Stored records
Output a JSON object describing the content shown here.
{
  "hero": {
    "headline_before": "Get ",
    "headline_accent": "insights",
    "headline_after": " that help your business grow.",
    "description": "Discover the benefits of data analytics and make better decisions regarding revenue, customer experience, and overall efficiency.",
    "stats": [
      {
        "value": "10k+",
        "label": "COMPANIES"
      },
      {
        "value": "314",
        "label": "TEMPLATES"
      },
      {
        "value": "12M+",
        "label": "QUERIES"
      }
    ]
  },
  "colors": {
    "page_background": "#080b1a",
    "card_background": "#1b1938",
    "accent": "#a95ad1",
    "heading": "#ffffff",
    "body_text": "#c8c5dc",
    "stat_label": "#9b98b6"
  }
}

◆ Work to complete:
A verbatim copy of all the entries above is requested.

◆ Answer to this problem:
Output a JSON object describing the content shown here.
{
  "hero": {
    "headline_before": "Get ",
    "headline_accent": "insights",
    "headline_after": " that help your business grow.",
    "description": "Discover the benefits of data analytics and make better decisions regarding revenue, customer experience, and overall efficiency.",
    "stats": [
      {
        "value": "10k+",
        "label": "COMPANIES"
      },
      {
        "value": "314",
        "label": "TEMPLATES"
      },
      {
        "value": "12M+",
        "label": "QUERIES"
      }
    ]
  },
  "colors": {
    "page_background": "#080b1a",
    "card_background": "#1b1938",
    "accent": "#a95ad1",
    "heading": "#ffffff",
    "body_text": "#c8c5dc",
    "stat_label": "#9b98b6"
  }
}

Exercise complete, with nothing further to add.